**Exercise details:** The word "active" may appear in lines of the data; say how many such lines there are, with nothing beyond the number.

**Supplied information:**

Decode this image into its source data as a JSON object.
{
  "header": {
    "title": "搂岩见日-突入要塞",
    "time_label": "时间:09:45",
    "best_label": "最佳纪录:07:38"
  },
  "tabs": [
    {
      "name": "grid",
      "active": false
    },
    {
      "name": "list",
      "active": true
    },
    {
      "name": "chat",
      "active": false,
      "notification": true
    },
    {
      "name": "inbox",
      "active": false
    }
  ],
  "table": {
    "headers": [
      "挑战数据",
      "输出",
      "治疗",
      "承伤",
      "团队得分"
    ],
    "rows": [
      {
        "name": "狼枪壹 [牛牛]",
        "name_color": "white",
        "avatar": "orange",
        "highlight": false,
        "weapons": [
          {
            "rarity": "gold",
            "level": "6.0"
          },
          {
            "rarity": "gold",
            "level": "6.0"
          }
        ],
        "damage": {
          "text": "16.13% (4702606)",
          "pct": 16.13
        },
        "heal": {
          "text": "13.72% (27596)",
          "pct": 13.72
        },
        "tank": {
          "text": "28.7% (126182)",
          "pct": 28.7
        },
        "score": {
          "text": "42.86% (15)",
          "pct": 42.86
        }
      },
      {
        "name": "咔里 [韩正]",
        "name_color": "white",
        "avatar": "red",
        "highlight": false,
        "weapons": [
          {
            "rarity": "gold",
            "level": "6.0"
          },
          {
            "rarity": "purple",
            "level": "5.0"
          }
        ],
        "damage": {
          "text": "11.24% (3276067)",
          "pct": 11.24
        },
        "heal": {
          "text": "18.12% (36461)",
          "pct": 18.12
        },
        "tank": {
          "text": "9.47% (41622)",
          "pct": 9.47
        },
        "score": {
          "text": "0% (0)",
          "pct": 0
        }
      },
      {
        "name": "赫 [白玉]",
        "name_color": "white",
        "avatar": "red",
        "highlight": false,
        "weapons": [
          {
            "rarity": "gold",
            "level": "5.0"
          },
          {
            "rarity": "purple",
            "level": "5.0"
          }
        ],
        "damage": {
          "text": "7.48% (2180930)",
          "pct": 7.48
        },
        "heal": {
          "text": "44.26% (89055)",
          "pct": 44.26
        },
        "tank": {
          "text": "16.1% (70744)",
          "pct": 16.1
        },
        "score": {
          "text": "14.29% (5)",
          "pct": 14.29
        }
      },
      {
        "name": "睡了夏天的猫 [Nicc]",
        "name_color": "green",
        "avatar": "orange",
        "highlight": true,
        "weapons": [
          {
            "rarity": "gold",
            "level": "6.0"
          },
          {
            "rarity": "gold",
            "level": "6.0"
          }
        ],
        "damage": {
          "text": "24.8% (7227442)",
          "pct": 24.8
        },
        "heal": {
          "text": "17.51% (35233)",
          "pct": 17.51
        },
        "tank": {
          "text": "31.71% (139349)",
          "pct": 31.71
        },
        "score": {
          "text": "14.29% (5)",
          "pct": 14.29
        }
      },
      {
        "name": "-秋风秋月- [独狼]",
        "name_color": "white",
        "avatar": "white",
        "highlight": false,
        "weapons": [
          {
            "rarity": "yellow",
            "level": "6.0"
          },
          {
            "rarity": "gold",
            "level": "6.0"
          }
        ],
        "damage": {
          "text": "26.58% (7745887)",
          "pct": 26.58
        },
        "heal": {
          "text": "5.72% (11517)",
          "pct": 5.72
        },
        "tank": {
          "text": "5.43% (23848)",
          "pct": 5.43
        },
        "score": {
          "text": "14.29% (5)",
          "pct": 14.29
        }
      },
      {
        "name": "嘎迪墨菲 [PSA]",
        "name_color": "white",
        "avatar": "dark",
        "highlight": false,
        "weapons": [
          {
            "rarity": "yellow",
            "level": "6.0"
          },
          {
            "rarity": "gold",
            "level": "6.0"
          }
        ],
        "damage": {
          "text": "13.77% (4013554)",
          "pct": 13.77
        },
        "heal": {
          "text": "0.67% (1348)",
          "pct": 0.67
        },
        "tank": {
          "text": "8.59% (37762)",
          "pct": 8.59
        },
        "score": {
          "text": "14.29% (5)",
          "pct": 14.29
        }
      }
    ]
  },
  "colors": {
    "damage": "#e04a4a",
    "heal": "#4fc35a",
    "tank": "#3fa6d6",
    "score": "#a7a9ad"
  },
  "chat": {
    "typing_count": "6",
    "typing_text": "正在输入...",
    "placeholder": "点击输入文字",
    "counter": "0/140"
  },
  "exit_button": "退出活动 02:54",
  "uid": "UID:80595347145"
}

**Output of the exercise:** 4